» HOW TO COMPLETE THIS TASK:
Beginning with the line that has "Decode this image", reproduce each remaining line of the data exactly, down to and including the last.

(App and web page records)
BEGIN
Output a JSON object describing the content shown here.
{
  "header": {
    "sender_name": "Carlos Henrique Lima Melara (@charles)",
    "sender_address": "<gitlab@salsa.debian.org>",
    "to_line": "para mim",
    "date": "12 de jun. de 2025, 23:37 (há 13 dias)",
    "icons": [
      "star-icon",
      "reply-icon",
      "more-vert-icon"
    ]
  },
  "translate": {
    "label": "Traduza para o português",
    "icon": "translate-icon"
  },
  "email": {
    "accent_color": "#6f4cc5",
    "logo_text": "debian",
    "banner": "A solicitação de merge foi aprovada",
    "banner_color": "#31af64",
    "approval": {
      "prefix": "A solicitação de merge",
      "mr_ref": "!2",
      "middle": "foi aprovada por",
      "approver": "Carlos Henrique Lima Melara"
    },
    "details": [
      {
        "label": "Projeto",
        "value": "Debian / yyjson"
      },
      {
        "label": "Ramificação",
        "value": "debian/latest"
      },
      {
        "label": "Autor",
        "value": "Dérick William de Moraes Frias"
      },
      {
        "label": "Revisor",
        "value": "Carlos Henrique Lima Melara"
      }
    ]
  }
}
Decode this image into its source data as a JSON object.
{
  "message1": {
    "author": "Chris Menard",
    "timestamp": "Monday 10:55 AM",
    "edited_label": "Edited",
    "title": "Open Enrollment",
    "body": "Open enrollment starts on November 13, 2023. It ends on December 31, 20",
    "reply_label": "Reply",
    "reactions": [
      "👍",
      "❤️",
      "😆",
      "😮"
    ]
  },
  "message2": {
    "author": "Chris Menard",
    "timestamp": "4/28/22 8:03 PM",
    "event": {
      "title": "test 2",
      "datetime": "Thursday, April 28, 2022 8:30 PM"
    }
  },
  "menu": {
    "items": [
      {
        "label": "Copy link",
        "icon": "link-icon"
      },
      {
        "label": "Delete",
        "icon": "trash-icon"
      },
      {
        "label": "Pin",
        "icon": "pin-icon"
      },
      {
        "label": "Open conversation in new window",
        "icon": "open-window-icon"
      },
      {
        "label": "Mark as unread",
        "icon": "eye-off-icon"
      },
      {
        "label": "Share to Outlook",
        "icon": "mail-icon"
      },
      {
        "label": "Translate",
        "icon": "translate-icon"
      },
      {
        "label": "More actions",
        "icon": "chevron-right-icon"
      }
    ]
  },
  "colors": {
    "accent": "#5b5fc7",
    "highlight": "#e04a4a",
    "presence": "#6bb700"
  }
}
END
» REPLY TO THE TASK:
Decode this image into its source data as a JSON object.
{
  "message1": {
    "author": "Chris Menard",
    "timestamp": "Monday 10:55 AM",
    "edited_label": "Edited",
    "title": "Open Enrollment",
    "body": "Open enrollment starts on November 13, 2023. It ends on December 31, 20",
    "reply_label": "Reply",
    "reactions": [
      "👍",
      "❤️",
      "😆",
      "😮"
    ]
  },
  "message2": {
    "author": "Chris Menard",
    "timestamp": "4/28/22 8:03 PM",
    "event": {
      "title": "test 2",
      "datetime": "Thursday, April 28, 2022 8:30 PM"
    }
  },
  "menu": {
    "items": [
      {
        "label": "Copy link",
        "icon": "link-icon"
      },
      {
        "label": "Delete",
        "icon": "trash-icon"
      },
      {
        "label": "Pin",
        "icon": "pin-icon"
      },
      {
        "label": "Open conversation in new window",
        "icon": "open-window-icon"
      },
      {
        "label": "Mark as unread",
        "icon": "eye-off-icon"
      },
      {
        "label": "Share to Outlook",
        "icon": "mail-icon"
      },
      {
        "label": "Translate",
        "icon": "translate-icon"
      },
      {
        "label": "More actions",
        "icon": "chevron-right-icon"
      }
    ]
  },
  "colors": {
    "accent": "#5b5fc7",
    "highlight": "#e04a4a",
    "presence": "#6bb700"
  }
}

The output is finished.